Record set

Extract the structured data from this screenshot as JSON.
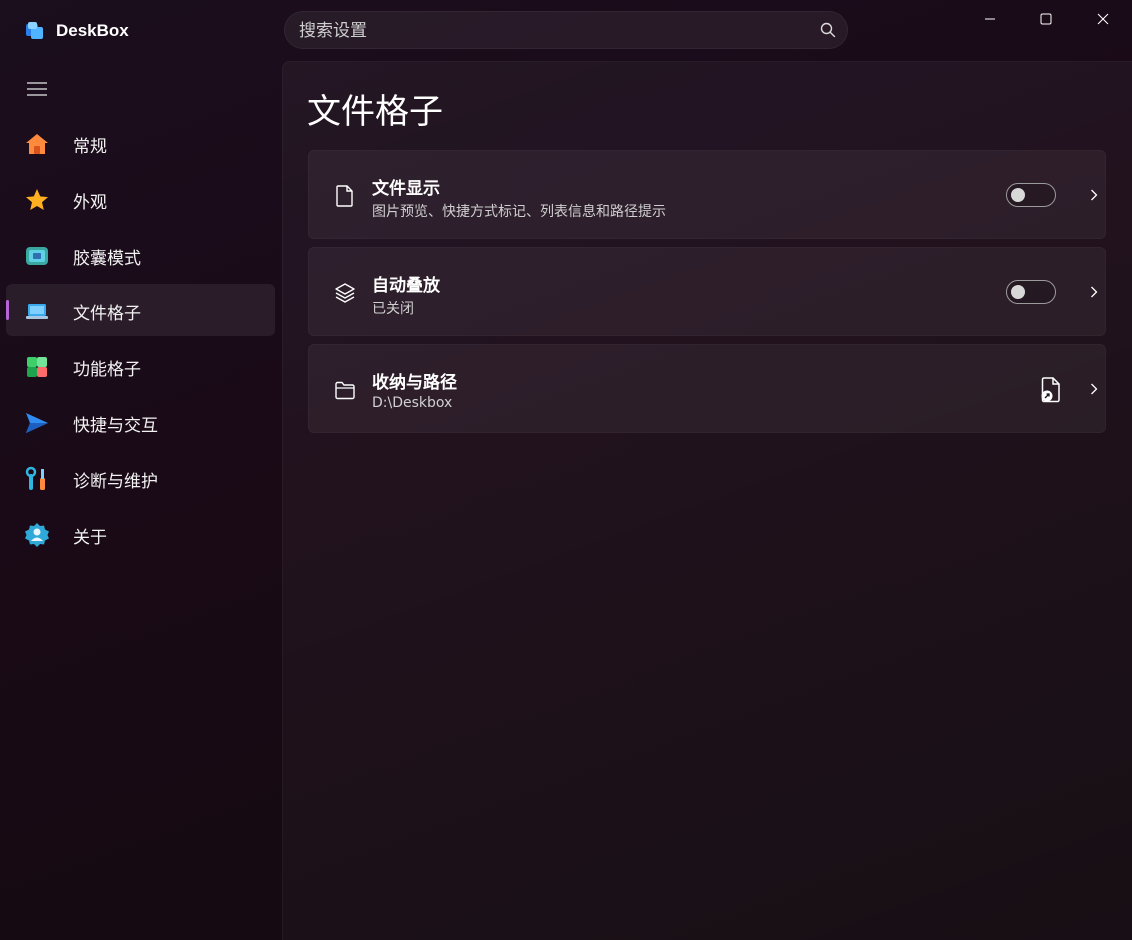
{
  "app": {
    "title": "DeskBox"
  },
  "search": {
    "placeholder": "搜索设置",
    "icon": "search-icon"
  },
  "window_controls": [
    "minimize",
    "maximize",
    "close"
  ],
  "sidebar": {
    "menu_icon": "hamburger-icon",
    "items": [
      {
        "label": "常规",
        "icon": "home-icon",
        "selected": false
      },
      {
        "label": "外观",
        "icon": "star-icon",
        "selected": false
      },
      {
        "label": "胶囊模式",
        "icon": "capsule-icon",
        "selected": false
      },
      {
        "label": "文件格子",
        "icon": "laptop-icon",
        "selected": true
      },
      {
        "label": "功能格子",
        "icon": "grid-icon",
        "selected": false
      },
      {
        "label": "快捷与交互",
        "icon": "send-icon",
        "selected": false
      },
      {
        "label": "诊断与维护",
        "icon": "tools-icon",
        "selected": false
      },
      {
        "label": "关于",
        "icon": "about-icon",
        "selected": false
      }
    ]
  },
  "page": {
    "title": "文件格子",
    "cards": [
      {
        "title": "文件显示",
        "subtitle": "图片预览、快捷方式标记、列表信息和路径提示",
        "icon": "file-icon",
        "control": "toggle",
        "toggle_on": false
      },
      {
        "title": "自动叠放",
        "subtitle": "已关闭",
        "icon": "layers-icon",
        "control": "toggle",
        "toggle_on": false
      },
      {
        "title": "收纳与路径",
        "subtitle": "D:\\Deskbox",
        "icon": "folder-icon",
        "control": "open-file-button"
      }
    ]
  },
  "colors": {
    "accent": "#b764d6"
  }
}
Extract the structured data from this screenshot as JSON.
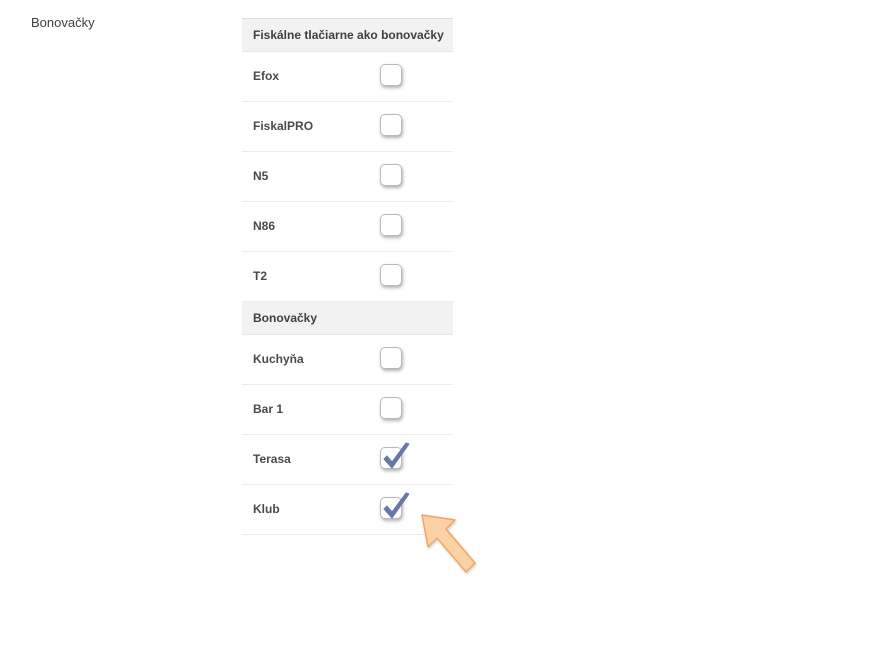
{
  "section": {
    "label": "Bonovačky"
  },
  "groups": [
    {
      "header": "Fiskálne tlačiarne ako bonovačky",
      "items": [
        {
          "label": "Efox",
          "checked": false
        },
        {
          "label": "FiskalPRO",
          "checked": false
        },
        {
          "label": "N5",
          "checked": false
        },
        {
          "label": "N86",
          "checked": false
        },
        {
          "label": "T2",
          "checked": false
        }
      ]
    },
    {
      "header": "Bonovačky",
      "items": [
        {
          "label": "Kuchyňa",
          "checked": false
        },
        {
          "label": "Bar 1",
          "checked": false
        },
        {
          "label": "Terasa",
          "checked": true
        },
        {
          "label": "Klub",
          "checked": true
        }
      ]
    }
  ],
  "colors": {
    "checkmark": "#6677aa",
    "arrow_fill": "#fbd1a6",
    "arrow_stroke": "#f2a35f"
  },
  "icons": {
    "checkmark": "checkmark-icon",
    "pointer": "pointer-arrow-icon"
  }
}
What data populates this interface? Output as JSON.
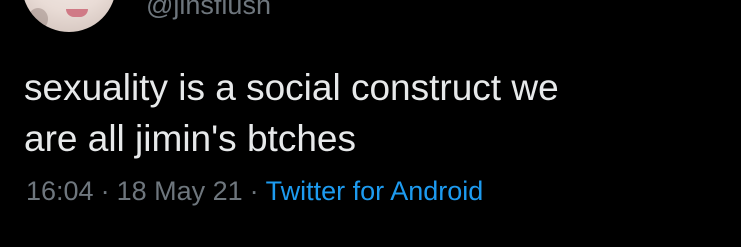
{
  "tweet": {
    "handle": "@jinsflush",
    "text": "sexuality is a social construct we\nare all jimin's btches",
    "time": "16:04",
    "separator": "·",
    "date": "18 May 21",
    "source": "Twitter for Android"
  },
  "colors": {
    "background": "#000000",
    "text": "#e7e9ea",
    "secondary": "#6e767d",
    "link": "#1d9bf0"
  }
}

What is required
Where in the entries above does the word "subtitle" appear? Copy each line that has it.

Completed task
        "subtitle": "图片预览、快捷方式标记、列表信息和路径提示",
        "subtitle": "已关闭",
        "subtitle": "D:\\Deskbox",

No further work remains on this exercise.